* _Provided information_
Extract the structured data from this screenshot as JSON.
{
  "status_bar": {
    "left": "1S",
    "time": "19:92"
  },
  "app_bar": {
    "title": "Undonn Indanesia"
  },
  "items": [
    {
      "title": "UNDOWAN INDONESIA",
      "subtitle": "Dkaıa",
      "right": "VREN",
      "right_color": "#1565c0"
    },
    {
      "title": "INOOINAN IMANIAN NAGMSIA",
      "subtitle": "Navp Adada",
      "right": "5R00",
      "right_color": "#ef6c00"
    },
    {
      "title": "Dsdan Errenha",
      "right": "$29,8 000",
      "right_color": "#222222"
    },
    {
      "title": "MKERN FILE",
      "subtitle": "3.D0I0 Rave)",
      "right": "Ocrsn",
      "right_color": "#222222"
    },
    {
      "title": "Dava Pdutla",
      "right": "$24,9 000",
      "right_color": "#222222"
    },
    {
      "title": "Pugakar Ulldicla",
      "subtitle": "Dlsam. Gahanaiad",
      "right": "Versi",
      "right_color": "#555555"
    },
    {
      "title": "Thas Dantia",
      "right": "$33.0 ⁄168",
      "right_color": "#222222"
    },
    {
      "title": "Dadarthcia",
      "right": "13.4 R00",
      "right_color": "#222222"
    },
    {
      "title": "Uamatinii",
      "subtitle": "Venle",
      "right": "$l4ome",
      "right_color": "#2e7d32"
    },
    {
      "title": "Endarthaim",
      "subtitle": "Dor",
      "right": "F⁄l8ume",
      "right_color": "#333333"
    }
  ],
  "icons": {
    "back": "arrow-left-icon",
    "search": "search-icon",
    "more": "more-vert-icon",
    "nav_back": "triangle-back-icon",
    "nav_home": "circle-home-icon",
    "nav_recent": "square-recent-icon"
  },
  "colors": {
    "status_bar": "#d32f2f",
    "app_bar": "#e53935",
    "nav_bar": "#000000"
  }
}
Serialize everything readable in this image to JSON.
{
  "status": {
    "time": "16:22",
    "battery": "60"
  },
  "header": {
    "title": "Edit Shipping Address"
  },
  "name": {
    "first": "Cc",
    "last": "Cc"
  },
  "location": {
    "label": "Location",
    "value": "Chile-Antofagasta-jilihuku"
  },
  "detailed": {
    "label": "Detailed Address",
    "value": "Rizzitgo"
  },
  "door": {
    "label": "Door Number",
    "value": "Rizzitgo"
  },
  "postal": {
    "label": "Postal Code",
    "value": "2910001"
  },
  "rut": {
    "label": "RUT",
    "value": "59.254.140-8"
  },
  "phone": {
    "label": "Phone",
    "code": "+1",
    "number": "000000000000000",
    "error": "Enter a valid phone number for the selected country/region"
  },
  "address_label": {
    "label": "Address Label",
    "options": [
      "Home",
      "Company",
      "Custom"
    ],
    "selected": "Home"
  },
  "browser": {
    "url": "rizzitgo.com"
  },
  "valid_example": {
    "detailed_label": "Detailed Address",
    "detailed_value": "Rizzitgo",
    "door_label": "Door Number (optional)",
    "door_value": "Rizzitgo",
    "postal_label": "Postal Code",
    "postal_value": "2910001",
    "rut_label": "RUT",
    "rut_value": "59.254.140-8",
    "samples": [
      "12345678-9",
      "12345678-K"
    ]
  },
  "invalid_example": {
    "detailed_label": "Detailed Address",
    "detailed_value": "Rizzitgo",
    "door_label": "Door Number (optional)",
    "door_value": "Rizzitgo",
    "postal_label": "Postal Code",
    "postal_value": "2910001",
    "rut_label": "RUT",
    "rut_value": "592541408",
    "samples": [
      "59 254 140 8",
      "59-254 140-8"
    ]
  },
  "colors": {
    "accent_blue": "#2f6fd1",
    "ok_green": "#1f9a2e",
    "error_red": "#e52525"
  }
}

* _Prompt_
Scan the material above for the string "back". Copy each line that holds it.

* _Response to the exercise_
    "back": "arrow-left-icon",
    "nav_back": "triangle-back-icon",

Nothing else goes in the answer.